SAN FRANCISCO – Los Angeles attorney Sheen Myong Na faces suspension and probation following a May 16 California Supreme Court order over alleged misconduct in four client matters, according to a recent report issued by the State Bar of California and court documents.
The Supreme Court handed down a stayed three-year suspension and three years of conditional probation with up to two years of actual suspension until certain conditions are met, including restitution. Conditions of Na's probation also include passing the Multistate Professional Responsibility Exam, as previously recommended by the California State Bar Court's Hearing Department, and provide proof of rehabilitation and fitness to practice.
Na also was ordered to pay $5,300, plus interest, in restitution to two clients, in addition to costs.
Na's discipline will be effective Saturday, June 15, according to an announcement recently posted on the state bar's website.
Na was admitted to the bar in California on Dec. 3, 1982, according to his profile at the state bar website.
The most recent allegations against Na was his third disciplinary proceeding in California since 2013 and this time he was charged with nine counts of misconduct in four immigration matters.
In March of last year, a California State Bar Court hearing judge recommended Na receive a stayed three-year suspension and be placed on three years' probation after finding him culpable of all charges.
Na subsequently appealed four of the culpability findings - failing to perform with competence in three client matters and not refunding fees to one client. Na also asked the state bar court to assign less aggravation and to recommend a "substantially" reduced discipline that included no more than 60 days of actual suspension, a State Bar Court opinion states.
This past February, the state bar court affirmed the hearing committee's recommendation.

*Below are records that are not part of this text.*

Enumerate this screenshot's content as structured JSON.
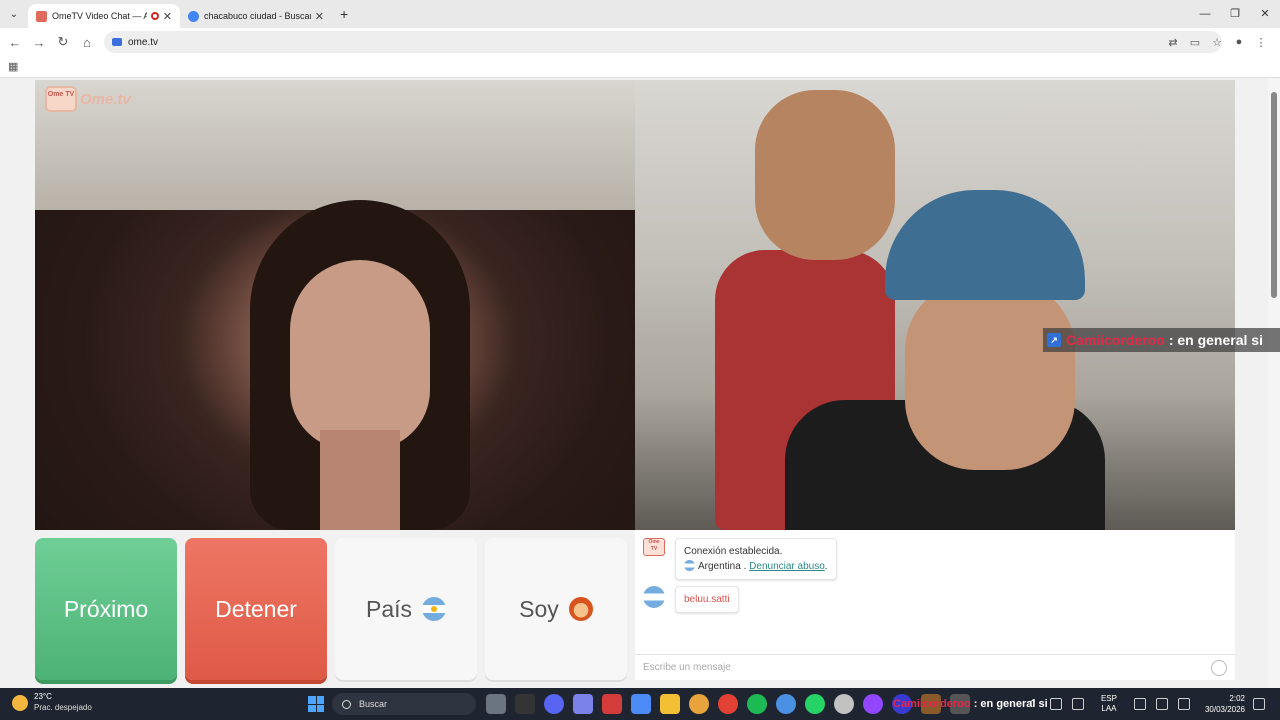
{
  "browser": {
    "tabs": [
      {
        "title": "OmeTV Video Chat — Alter",
        "active": true
      },
      {
        "title": "chacabuco ciudad - Buscar con",
        "active": false
      }
    ],
    "new_tab": "+",
    "url": "ome.tv"
  },
  "site": {
    "logo_badge": "Ome TV",
    "logo_text": "Ome.tv"
  },
  "stream_overlay": {
    "username": "Camiicorderoo",
    "message": ": en general si"
  },
  "controls": {
    "next_label": "Próximo",
    "stop_label": "Detener",
    "country_label": "País",
    "gender_label": "Soy"
  },
  "chat": {
    "system_line1": "Conexión establecida.",
    "system_country": "Argentina .",
    "report_link": "Denunciar abuso",
    "report_suffix": ".",
    "user_message": "beluu.satti",
    "input_placeholder": "Escribe un mensaje"
  },
  "taskbar": {
    "temperature": "23°C",
    "weather": "Prac. despejado",
    "search_label": "Buscar",
    "overlay_username": "Camiicorderoo",
    "overlay_message": ": en general si",
    "lang_top": "ESP",
    "lang_bottom": "LAA",
    "time": "2:02",
    "date": "30/03/2026"
  },
  "colors": {
    "next_button": "#4db276",
    "stop_button": "#de5a46",
    "overlay_username": "#e0284a",
    "report_link": "#2b8a8a"
  }
}
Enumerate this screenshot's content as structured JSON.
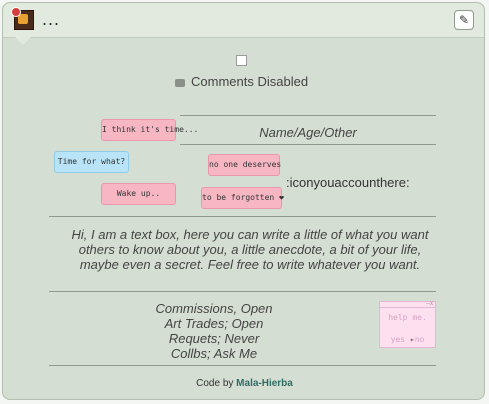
{
  "header": {
    "menu_label": "...",
    "edit_icon": "pencil-icon"
  },
  "comments": {
    "label": "Comments Disabled",
    "checked": false
  },
  "pills": {
    "think": "I think it's time...",
    "time_what": "Time for what?",
    "wake_up": "Wake up..",
    "no_one": "no one deserves",
    "forgotten": "to be forgotten ❤"
  },
  "profile": {
    "name_age": "Name/Age/Other",
    "handle": ":iconyouaccounthere:",
    "bio": "Hi, I am a text box, here you can write a little of what you want others to know about you, a little anecdote, a bit of your life, maybe even a secret. Feel free to write whatever you want.",
    "status": [
      "Commissions, Open",
      "Art Trades; Open",
      "Requets; Never",
      "Collbs; Ask Me"
    ]
  },
  "mini_window": {
    "title_controls": "--x",
    "prompt": "help me.",
    "yes": "yes",
    "arrow": "▸",
    "no": "no"
  },
  "credit": {
    "prefix": "Code by",
    "author": "Mala-Hierba"
  },
  "colors": {
    "panel": "#d5ded2",
    "pink_pill": "#f6b7c3",
    "blue_pill": "#b9e4f7",
    "credit_link": "#2f6e64"
  }
}
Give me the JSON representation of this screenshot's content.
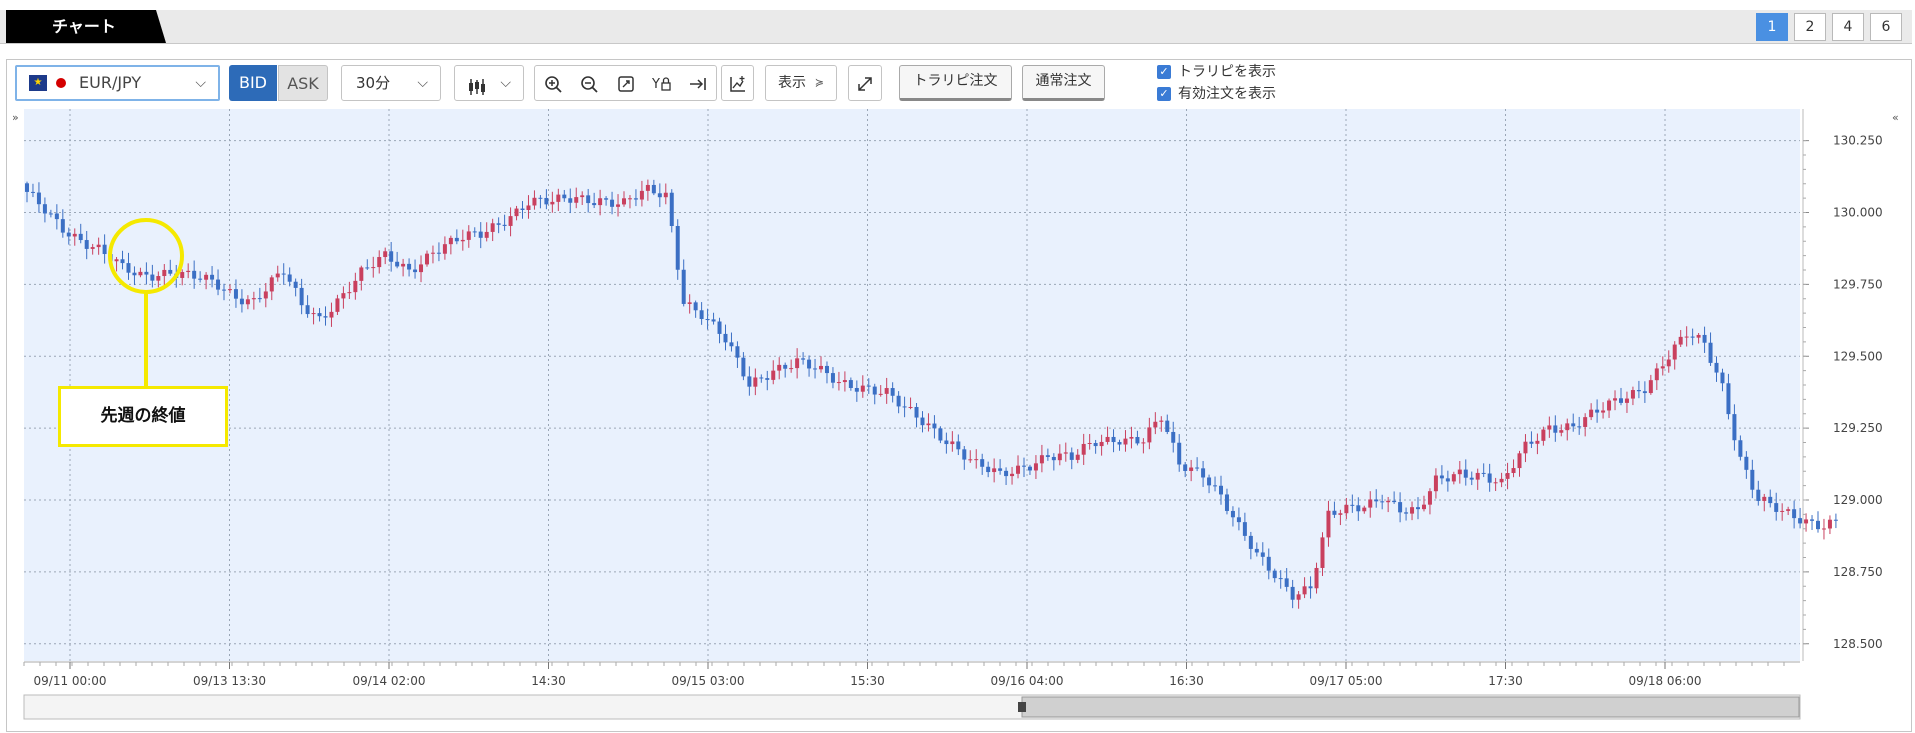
{
  "tabs": {
    "active_label": "チャート"
  },
  "pages": [
    {
      "label": "1",
      "active": true
    },
    {
      "label": "2",
      "active": false
    },
    {
      "label": "4",
      "active": false
    },
    {
      "label": "6",
      "active": false
    }
  ],
  "toolbar": {
    "symbol": "EUR/JPY",
    "bid_label": "BID",
    "ask_label": "ASK",
    "timeframe": "30分",
    "display_label": "表示",
    "order_trap_label": "トラリピ注文",
    "order_normal_label": "通常注文",
    "check_show_trap": "トラリピを表示",
    "check_show_orders": "有効注文を表示",
    "icons": [
      "candlestick-icon",
      "zoom-in-icon",
      "zoom-out-icon",
      "fit-icon",
      "y-lock-icon",
      "scroll-end-icon",
      "indicator-icon",
      "expand-icon"
    ]
  },
  "annotation": {
    "label": "先週の終値",
    "color": "#f5e900"
  },
  "colors": {
    "up": "#c9405e",
    "down": "#3b6fc4",
    "plot_bg": "#e9f1fd",
    "accent": "#2d6bb8"
  },
  "chart_data": {
    "type": "candlestick",
    "title": "",
    "symbol": "EUR/JPY",
    "timeframe": "30分",
    "ylim": [
      128.44,
      130.36
    ],
    "y_ticks": [
      "130.250",
      "130.000",
      "129.750",
      "129.500",
      "129.250",
      "129.000",
      "128.750",
      "128.500"
    ],
    "x_ticks": [
      "09/11 00:00",
      "09/13 13:30",
      "09/14 02:00",
      "14:30",
      "09/15 03:00",
      "15:30",
      "09/16 04:00",
      "16:30",
      "09/17 05:00",
      "17:30",
      "09/18 06:00"
    ],
    "grid": true,
    "close_path": [
      [
        0,
        130.06
      ],
      [
        6,
        129.95
      ],
      [
        12,
        129.87
      ],
      [
        16,
        129.8
      ],
      [
        19,
        129.78
      ],
      [
        24,
        129.8
      ],
      [
        27,
        129.78
      ],
      [
        31,
        129.75
      ],
      [
        35,
        129.71
      ],
      [
        38,
        129.7
      ],
      [
        41,
        129.76
      ],
      [
        43,
        129.79
      ],
      [
        46,
        129.67
      ],
      [
        49,
        129.63
      ],
      [
        52,
        129.7
      ],
      [
        56,
        129.79
      ],
      [
        60,
        129.84
      ],
      [
        64,
        129.8
      ],
      [
        68,
        129.87
      ],
      [
        72,
        129.9
      ],
      [
        76,
        129.92
      ],
      [
        80,
        129.98
      ],
      [
        84,
        130.04
      ],
      [
        88,
        130.03
      ],
      [
        92,
        130.05
      ],
      [
        96,
        130.05
      ],
      [
        100,
        130.03
      ],
      [
        104,
        130.07
      ],
      [
        107,
        130.06
      ],
      [
        108,
        129.95
      ],
      [
        110,
        129.7
      ],
      [
        113,
        129.65
      ],
      [
        117,
        129.55
      ],
      [
        121,
        129.4
      ],
      [
        125,
        129.46
      ],
      [
        129,
        129.48
      ],
      [
        132,
        129.45
      ],
      [
        136,
        129.41
      ],
      [
        140,
        129.4
      ],
      [
        144,
        129.37
      ],
      [
        147,
        129.31
      ],
      [
        151,
        129.26
      ],
      [
        155,
        129.2
      ],
      [
        159,
        129.12
      ],
      [
        163,
        129.08
      ],
      [
        167,
        129.12
      ],
      [
        171,
        129.16
      ],
      [
        175,
        129.14
      ],
      [
        179,
        129.2
      ],
      [
        183,
        129.22
      ],
      [
        187,
        129.21
      ],
      [
        190,
        129.28
      ],
      [
        193,
        129.12
      ],
      [
        197,
        129.1
      ],
      [
        200,
        129.02
      ],
      [
        203,
        128.9
      ],
      [
        206,
        128.8
      ],
      [
        209,
        128.74
      ],
      [
        212,
        128.68
      ],
      [
        215,
        128.7
      ],
      [
        218,
        128.94
      ],
      [
        221,
        128.96
      ],
      [
        224,
        128.98
      ],
      [
        227,
        129.02
      ],
      [
        230,
        128.97
      ],
      [
        233,
        128.95
      ],
      [
        236,
        129.06
      ],
      [
        240,
        129.1
      ],
      [
        244,
        129.09
      ],
      [
        247,
        129.05
      ],
      [
        251,
        129.18
      ],
      [
        255,
        129.26
      ],
      [
        259,
        129.26
      ],
      [
        263,
        129.3
      ],
      [
        267,
        129.35
      ],
      [
        271,
        129.4
      ],
      [
        275,
        129.5
      ],
      [
        278,
        129.57
      ],
      [
        281,
        129.54
      ],
      [
        284,
        129.4
      ],
      [
        287,
        129.15
      ],
      [
        290,
        129.0
      ],
      [
        294,
        128.95
      ],
      [
        298,
        128.93
      ],
      [
        301,
        128.92
      ],
      [
        303,
        128.93
      ]
    ]
  }
}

"Though Na's misconduct, prior record and other aggravation are serious, disbarment is too severe because he has never been suspended or placed on probation in his prior cases," the state bar court's February opinion said. "We find that the hearing judge's discipline recommendation is appropriate."